Finlay looked to Kate. He set his hand gently, but firmly, onto her shoulder. She felt his warmth, heard his words in her head, God, I want you.
“Tell her,” he said to Kate. “Tell her what happened.”
Kate looked back and forth between Finlay and the girl. Then she said, “April, you gave mixed signals when you stopped like you did, like you were waiting for us to go. You really do have to be much more careful.”
The girl’s eyes widened again. For some reason, she hadn’t seemed surprised by Finlay’s lie, but she was by Kate’s. Kate could see this plainly.
But the woman was right. April should have assumed they didn’t see her. She should have waited. You never trust a driver is going to stop for you. Never.
On some level, Kate hadn’t needed to add anything more, except she’d needed to demonstrate her allegiance to Finlay, of course. But it wasn’t just that. She’d needed to distinguish herself from the girl, to show what side of the line she stood on.
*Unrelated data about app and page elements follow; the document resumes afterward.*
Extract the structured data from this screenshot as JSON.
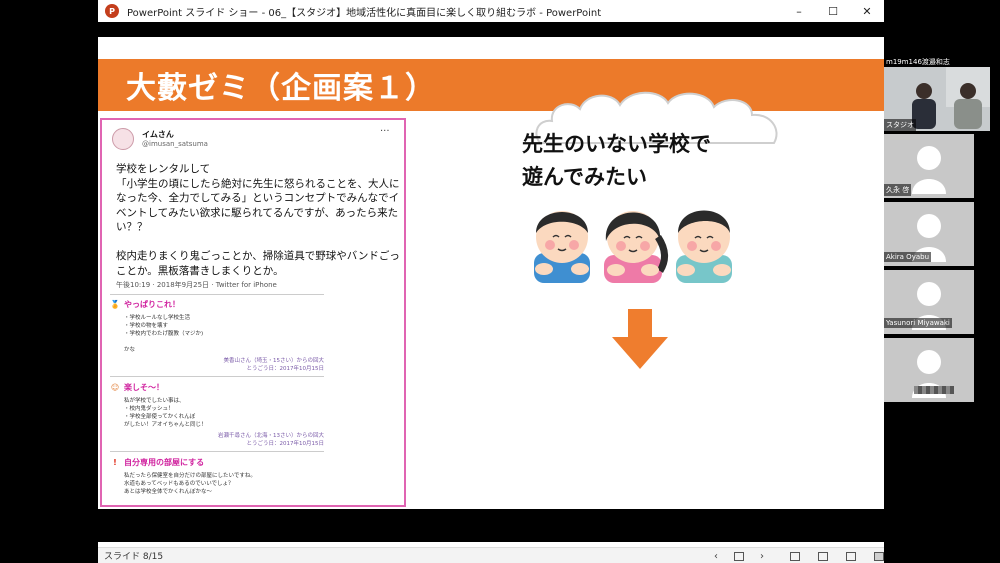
{
  "window": {
    "title": "PowerPoint スライド ショー  -  06_【スタジオ】地域活性化に真面目に楽しく取り組むラボ - PowerPoint",
    "logo_letter": "P",
    "minimize": "–",
    "maximize": "☐",
    "close": "✕"
  },
  "slide": {
    "title": "大藪ゼミ（企画案１）",
    "headline": "先生のいない学校で\n遊んでみたい"
  },
  "tweet": {
    "name": "イムさん",
    "handle": "@imusan_satsuma",
    "more": "···",
    "body": "学校をレンタルして\n「小学生の頃にしたら絶対に先生に怒られることを、大人になった今、全力でしてみる」というコンセプトでみんなでイベントしてみたい欲求に駆られてるんですが、あったら来たい？？\n\n校内走りまくり鬼ごっことか、掃除道具で野球やバンドごっことか。黒板落書きしまくりとか。",
    "meta": "午後10:19 · 2018年9月25日 · Twitter for iPhone",
    "answers": [
      {
        "head": "やっぱりこれ！",
        "icon": "🏅",
        "lines": "・学校ルールなし学校生活\n・学校の物を壊す\n・学校内でわたげ腹教（マジか)\n\nかな",
        "credit": "美香山さん（埼玉・15さい）からの回大\nとうごう日：2017年10月15日"
      },
      {
        "head": "楽しそ〜！",
        "icon": "☺",
        "lines": "私が学校でしたい事は、\n・校内鬼ダッシュ！\n・学校全部使ってかくれんぼ\nがしたい！アオイちゃんと同じ！",
        "credit": "岩瀬千尋さん（北海・13さい）からの回大\nとうごう日：2017年10月15日"
      },
      {
        "head": "自分専用の部屋にする",
        "icon": "!",
        "lines": "私だったら保健室を自分だけの部屋にしたいですね。\n水道もあってベッドもあるのでいいでしょ？\nあとは学校全体でかくれんぼかな〜",
        "credit": ""
      }
    ]
  },
  "statusbar": {
    "slide_label": "スライド 8/15",
    "prev": "‹",
    "next": "›"
  },
  "participants": {
    "top_name": "m19m146渡邉和志",
    "studio_label": "スタジオ",
    "tiles": [
      {
        "name": "久永 啓"
      },
      {
        "name": "Akira Oyabu"
      },
      {
        "name": "Yasunori Miyawaki"
      }
    ]
  },
  "colors": {
    "banner": "#ec7a2a",
    "tweet_border": "#e064b2",
    "answer_heading": "#d0239f",
    "arrow": "#ef7d2e"
  },
  "icons": [
    "powerpoint-logo-icon",
    "more-icon",
    "cloud-icon",
    "kids-illustration",
    "down-arrow-icon"
  ]
}
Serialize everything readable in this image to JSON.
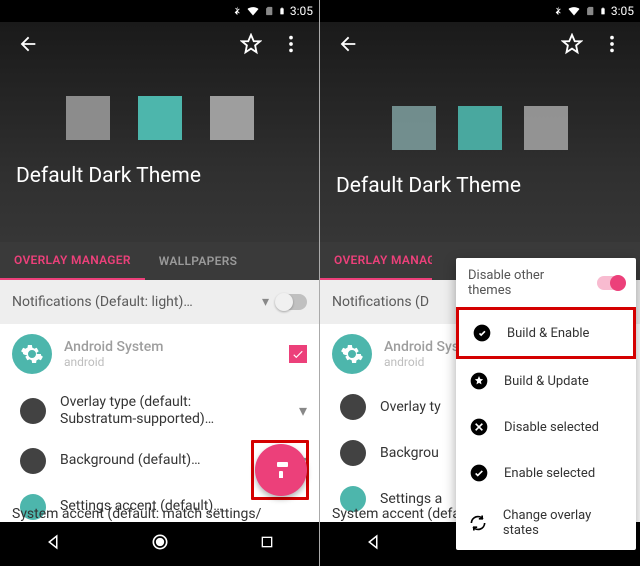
{
  "status": {
    "time": "3:05"
  },
  "header": {
    "title": "Default Dark Theme",
    "swatches": [
      "#8c8c8c",
      "#4db6ac",
      "#9e9e9e"
    ]
  },
  "tabs": {
    "overlay": "OVERLAY MANAGER",
    "wallpapers": "WALLPAPERS"
  },
  "notif_row": {
    "label": "Notifications (Default: light)…",
    "label_short": "Notifications (D"
  },
  "system": {
    "title": "Android System",
    "subtitle": "android"
  },
  "options": {
    "overlay_type": "Overlay type (default: Substratum-supported)…",
    "background": "Background (default)…",
    "settings_accent": "Settings accent (default)…",
    "system_accent": "System accent (default: match settings/"
  },
  "popup": {
    "disable_others": "Disable other themes",
    "items": [
      {
        "label": "Build & Enable",
        "icon": "check-badge"
      },
      {
        "label": "Build & Update",
        "icon": "star-circle"
      },
      {
        "label": "Disable selected",
        "icon": "x-circle"
      },
      {
        "label": "Enable selected",
        "icon": "check-circle"
      },
      {
        "label": "Change overlay states",
        "icon": "refresh"
      }
    ]
  },
  "colors": {
    "accent": "#ec407a",
    "teal": "#4db6ac"
  }
}
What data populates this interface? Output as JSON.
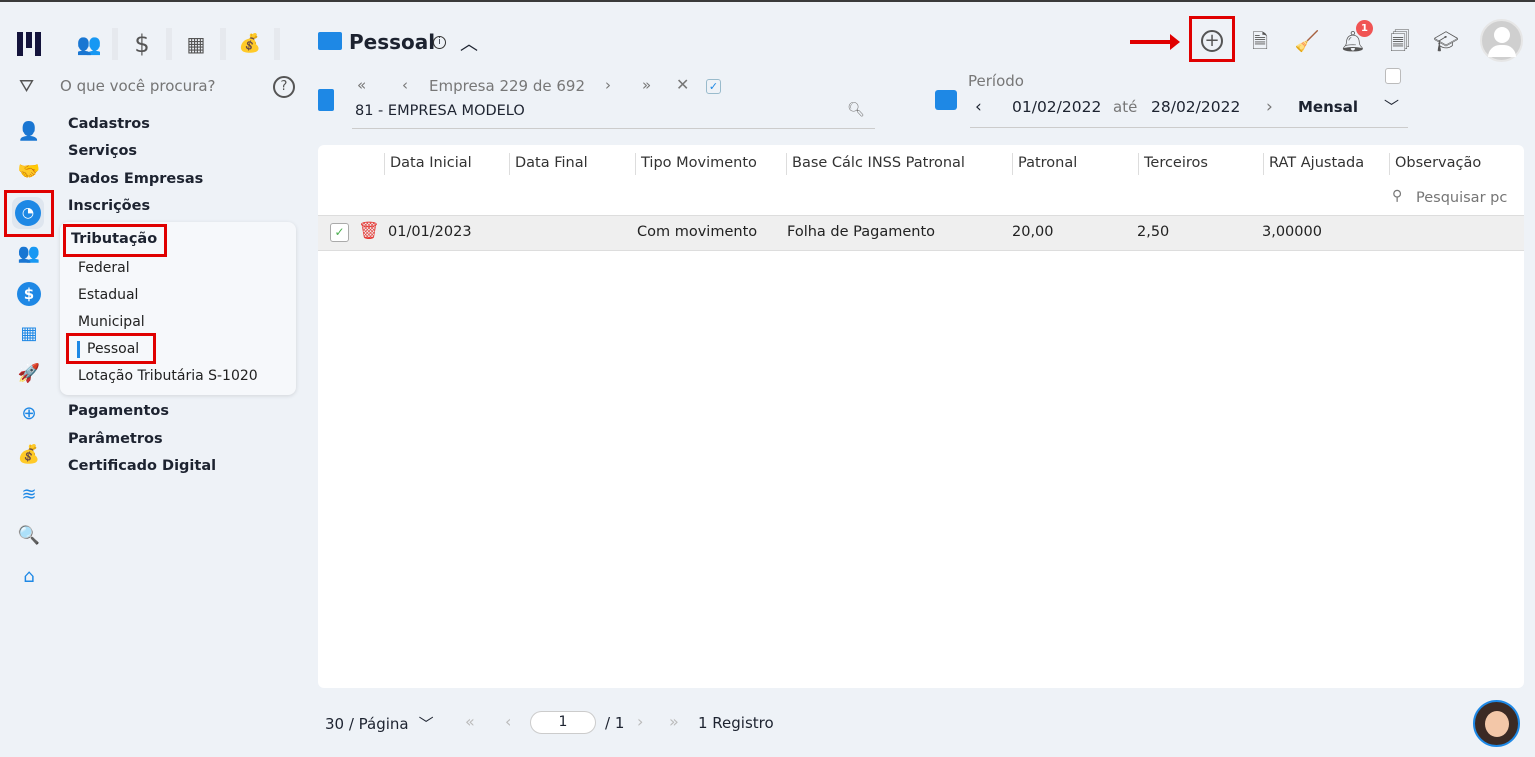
{
  "rail": {
    "icons": [
      "user-gear-icon",
      "handshake-icon",
      "clock-icon",
      "users-icon",
      "dollar-icon",
      "calculator-icon",
      "rocket-icon",
      "network-icon",
      "money-bag-icon",
      "layers-icon",
      "search-icon",
      "home-icon"
    ]
  },
  "topnav": {
    "icons": [
      "users-icon",
      "dollar-icon",
      "calculator-icon",
      "money-bag-icon"
    ]
  },
  "search": {
    "placeholder": "O que você procura?"
  },
  "menu": {
    "items": [
      "Cadastros",
      "Serviços",
      "Dados Empresas",
      "Inscrições",
      "Tributação"
    ],
    "sub": [
      "Federal",
      "Estadual",
      "Municipal",
      "Pessoal",
      "Lotação Tributária S-1020"
    ],
    "after": [
      "Pagamentos",
      "Parâmetros",
      "Certificado Digital"
    ]
  },
  "header": {
    "title": "Pessoal",
    "company_nav": "Empresa 229 de 692",
    "company": "81 - EMPRESA MODELO",
    "period_label": "Período",
    "date_from": "01/02/2022",
    "ate": "até",
    "date_to": "28/02/2022",
    "periodicity": "Mensal",
    "notif_count": "1"
  },
  "table": {
    "columns": [
      "Data Inicial",
      "Data Final",
      "Tipo Movimento",
      "Base Cálc INSS Patronal",
      "Patronal",
      "Terceiros",
      "RAT Ajustada",
      "Observação"
    ],
    "search_placeholder": "Pesquisar pc",
    "rows": [
      [
        "01/01/2023",
        "",
        "Com movimento",
        "Folha de Pagamento",
        "20,00",
        "2,50",
        "3,00000",
        ""
      ]
    ]
  },
  "footer": {
    "per_page": "30 / Página",
    "page": "1",
    "total_pages": "/ 1",
    "records": "1 Registro"
  },
  "colors": {
    "accent": "#1e88e5",
    "highlight": "#e00000"
  }
}
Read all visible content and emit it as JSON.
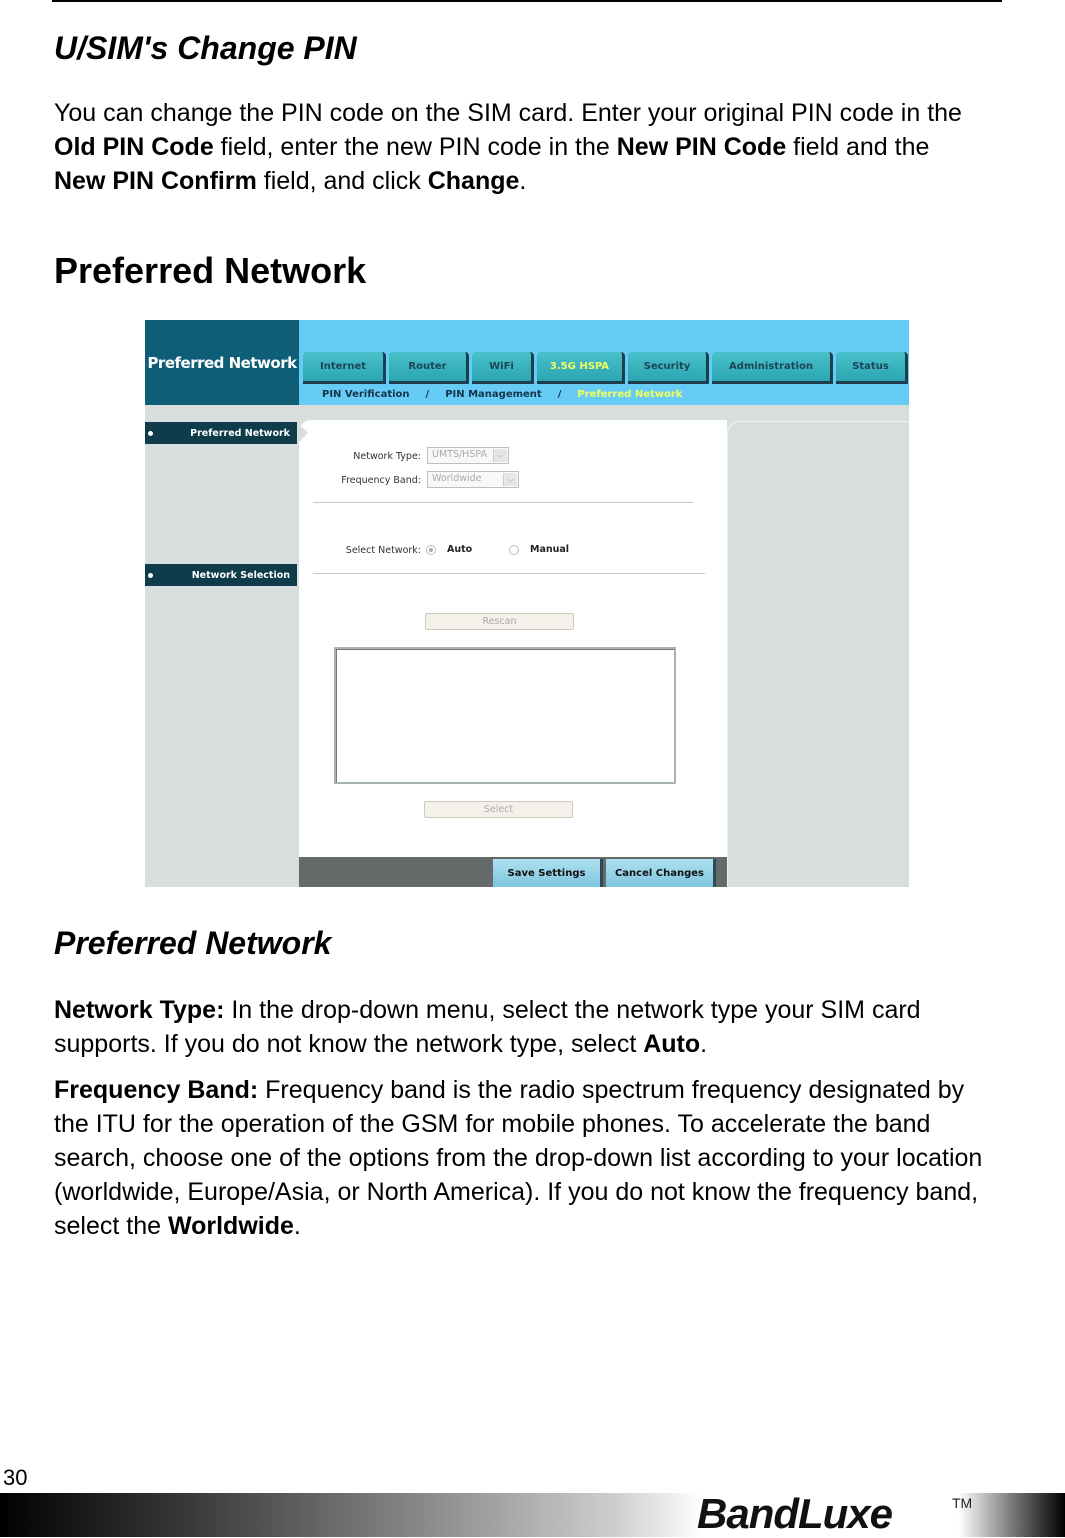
{
  "section1": {
    "title": "U/SIM's Change PIN",
    "body": [
      {
        "t": "You can change the PIN code on the SIM card. Enter your original PIN code in the ",
        "b": false
      },
      {
        "t": "Old PIN Code",
        "b": true
      },
      {
        "t": " field, enter the new PIN code in the ",
        "b": false
      },
      {
        "t": "New PIN Code",
        "b": true
      },
      {
        "t": " field and the ",
        "b": false
      },
      {
        "t": "New PIN Confirm",
        "b": true
      },
      {
        "t": " field, and click ",
        "b": false
      },
      {
        "t": "Change",
        "b": true
      },
      {
        "t": ".",
        "b": false
      }
    ]
  },
  "section2": {
    "title": "Preferred Network"
  },
  "screenshot": {
    "logo_title": "Preferred Network",
    "tabs": [
      {
        "label": "Internet",
        "active": false
      },
      {
        "label": "Router",
        "active": false
      },
      {
        "label": "WiFi",
        "active": false
      },
      {
        "label": "3.5G HSPA",
        "active": true
      },
      {
        "label": "Security",
        "active": false
      },
      {
        "label": "Administration",
        "active": false
      },
      {
        "label": "Status",
        "active": false
      }
    ],
    "breadcrumb": {
      "item1": "PIN Verification",
      "sep": "/",
      "item2": "PIN Management",
      "current": "Preferred Network"
    },
    "sidebar": {
      "item1": "Preferred Network",
      "item2": "Network Selection"
    },
    "form": {
      "network_type_label": "Network Type:",
      "network_type_value": "UMTS/HSPA",
      "frequency_band_label": "Frequency Band:",
      "frequency_band_value": "Worldwide",
      "select_network_label": "Select Network:",
      "radio_auto": "Auto",
      "radio_manual": "Manual",
      "selected_network": "Auto",
      "rescan_button": "Rescan",
      "select_button": "Select"
    },
    "actions": {
      "save": "Save Settings",
      "cancel": "Cancel Changes"
    },
    "colors": {
      "accent_yellow": "#f3ff5c",
      "header_blue": "#66ccf6",
      "logo_teal": "#0e5e77"
    }
  },
  "section3": {
    "title": "Preferred Network",
    "p1": [
      {
        "t": "Network Type:",
        "b": true
      },
      {
        "t": " In the drop-down menu, select the network type your SIM card supports. If you do not know the network type, select ",
        "b": false
      },
      {
        "t": "Auto",
        "b": true
      },
      {
        "t": ".",
        "b": false
      }
    ],
    "p2": [
      {
        "t": "Frequency Band:",
        "b": true
      },
      {
        "t": " Frequency band is the radio spectrum frequency designated by the ITU for the operation of the GSM for mobile phones. To accelerate the band search, choose one of the options from the drop-down list according to your location (worldwide, Europe/Asia, or North America). If you do not know the frequency band, select the ",
        "b": false
      },
      {
        "t": "Worldwide",
        "b": true
      },
      {
        "t": ".",
        "b": false
      }
    ]
  },
  "footer": {
    "page_number": "30",
    "brand": "BandLuxe",
    "trademark": "TM"
  }
}
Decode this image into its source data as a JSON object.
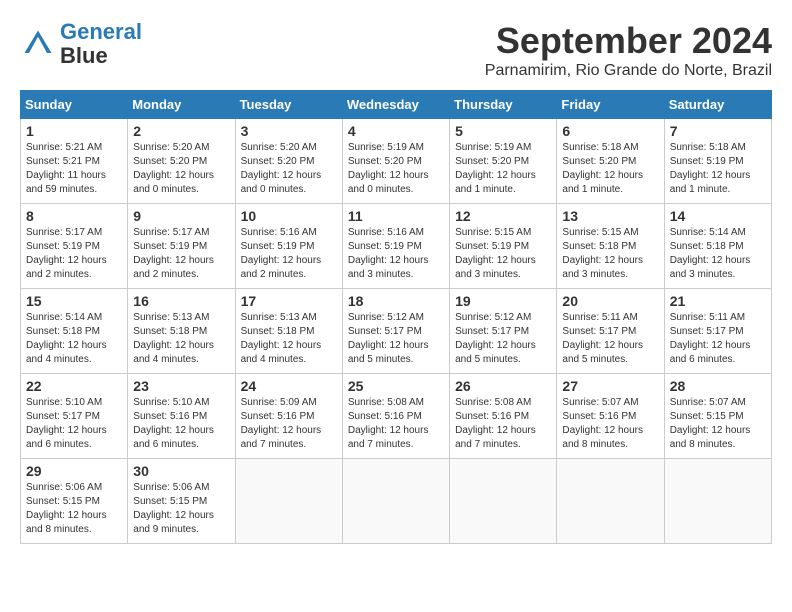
{
  "header": {
    "logo_line1": "General",
    "logo_line2": "Blue",
    "month": "September 2024",
    "location": "Parnamirim, Rio Grande do Norte, Brazil"
  },
  "days_of_week": [
    "Sunday",
    "Monday",
    "Tuesday",
    "Wednesday",
    "Thursday",
    "Friday",
    "Saturday"
  ],
  "weeks": [
    [
      {
        "day": "1",
        "info": "Sunrise: 5:21 AM\nSunset: 5:21 PM\nDaylight: 11 hours\nand 59 minutes."
      },
      {
        "day": "2",
        "info": "Sunrise: 5:20 AM\nSunset: 5:20 PM\nDaylight: 12 hours\nand 0 minutes."
      },
      {
        "day": "3",
        "info": "Sunrise: 5:20 AM\nSunset: 5:20 PM\nDaylight: 12 hours\nand 0 minutes."
      },
      {
        "day": "4",
        "info": "Sunrise: 5:19 AM\nSunset: 5:20 PM\nDaylight: 12 hours\nand 0 minutes."
      },
      {
        "day": "5",
        "info": "Sunrise: 5:19 AM\nSunset: 5:20 PM\nDaylight: 12 hours\nand 1 minute."
      },
      {
        "day": "6",
        "info": "Sunrise: 5:18 AM\nSunset: 5:20 PM\nDaylight: 12 hours\nand 1 minute."
      },
      {
        "day": "7",
        "info": "Sunrise: 5:18 AM\nSunset: 5:19 PM\nDaylight: 12 hours\nand 1 minute."
      }
    ],
    [
      {
        "day": "8",
        "info": "Sunrise: 5:17 AM\nSunset: 5:19 PM\nDaylight: 12 hours\nand 2 minutes."
      },
      {
        "day": "9",
        "info": "Sunrise: 5:17 AM\nSunset: 5:19 PM\nDaylight: 12 hours\nand 2 minutes."
      },
      {
        "day": "10",
        "info": "Sunrise: 5:16 AM\nSunset: 5:19 PM\nDaylight: 12 hours\nand 2 minutes."
      },
      {
        "day": "11",
        "info": "Sunrise: 5:16 AM\nSunset: 5:19 PM\nDaylight: 12 hours\nand 3 minutes."
      },
      {
        "day": "12",
        "info": "Sunrise: 5:15 AM\nSunset: 5:19 PM\nDaylight: 12 hours\nand 3 minutes."
      },
      {
        "day": "13",
        "info": "Sunrise: 5:15 AM\nSunset: 5:18 PM\nDaylight: 12 hours\nand 3 minutes."
      },
      {
        "day": "14",
        "info": "Sunrise: 5:14 AM\nSunset: 5:18 PM\nDaylight: 12 hours\nand 3 minutes."
      }
    ],
    [
      {
        "day": "15",
        "info": "Sunrise: 5:14 AM\nSunset: 5:18 PM\nDaylight: 12 hours\nand 4 minutes."
      },
      {
        "day": "16",
        "info": "Sunrise: 5:13 AM\nSunset: 5:18 PM\nDaylight: 12 hours\nand 4 minutes."
      },
      {
        "day": "17",
        "info": "Sunrise: 5:13 AM\nSunset: 5:18 PM\nDaylight: 12 hours\nand 4 minutes."
      },
      {
        "day": "18",
        "info": "Sunrise: 5:12 AM\nSunset: 5:17 PM\nDaylight: 12 hours\nand 5 minutes."
      },
      {
        "day": "19",
        "info": "Sunrise: 5:12 AM\nSunset: 5:17 PM\nDaylight: 12 hours\nand 5 minutes."
      },
      {
        "day": "20",
        "info": "Sunrise: 5:11 AM\nSunset: 5:17 PM\nDaylight: 12 hours\nand 5 minutes."
      },
      {
        "day": "21",
        "info": "Sunrise: 5:11 AM\nSunset: 5:17 PM\nDaylight: 12 hours\nand 6 minutes."
      }
    ],
    [
      {
        "day": "22",
        "info": "Sunrise: 5:10 AM\nSunset: 5:17 PM\nDaylight: 12 hours\nand 6 minutes."
      },
      {
        "day": "23",
        "info": "Sunrise: 5:10 AM\nSunset: 5:16 PM\nDaylight: 12 hours\nand 6 minutes."
      },
      {
        "day": "24",
        "info": "Sunrise: 5:09 AM\nSunset: 5:16 PM\nDaylight: 12 hours\nand 7 minutes."
      },
      {
        "day": "25",
        "info": "Sunrise: 5:08 AM\nSunset: 5:16 PM\nDaylight: 12 hours\nand 7 minutes."
      },
      {
        "day": "26",
        "info": "Sunrise: 5:08 AM\nSunset: 5:16 PM\nDaylight: 12 hours\nand 7 minutes."
      },
      {
        "day": "27",
        "info": "Sunrise: 5:07 AM\nSunset: 5:16 PM\nDaylight: 12 hours\nand 8 minutes."
      },
      {
        "day": "28",
        "info": "Sunrise: 5:07 AM\nSunset: 5:15 PM\nDaylight: 12 hours\nand 8 minutes."
      }
    ],
    [
      {
        "day": "29",
        "info": "Sunrise: 5:06 AM\nSunset: 5:15 PM\nDaylight: 12 hours\nand 8 minutes."
      },
      {
        "day": "30",
        "info": "Sunrise: 5:06 AM\nSunset: 5:15 PM\nDaylight: 12 hours\nand 9 minutes."
      },
      {
        "day": "",
        "info": ""
      },
      {
        "day": "",
        "info": ""
      },
      {
        "day": "",
        "info": ""
      },
      {
        "day": "",
        "info": ""
      },
      {
        "day": "",
        "info": ""
      }
    ]
  ]
}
Now the woman would take the girl home and wash and bandage her knee and hand. Maybe she’d give her some ice cream or a snack cake. She’d run her fingers through the girl’s hair and tell her she was going to be just fine, and for a little while at least, the girl probably would be.
Kate would return to Finlay’s trailer. They’d resume their places in front of the television, on which the old man’s face was frozen in mid-speech, his mouth open, black inside there. She’d find out what happens next.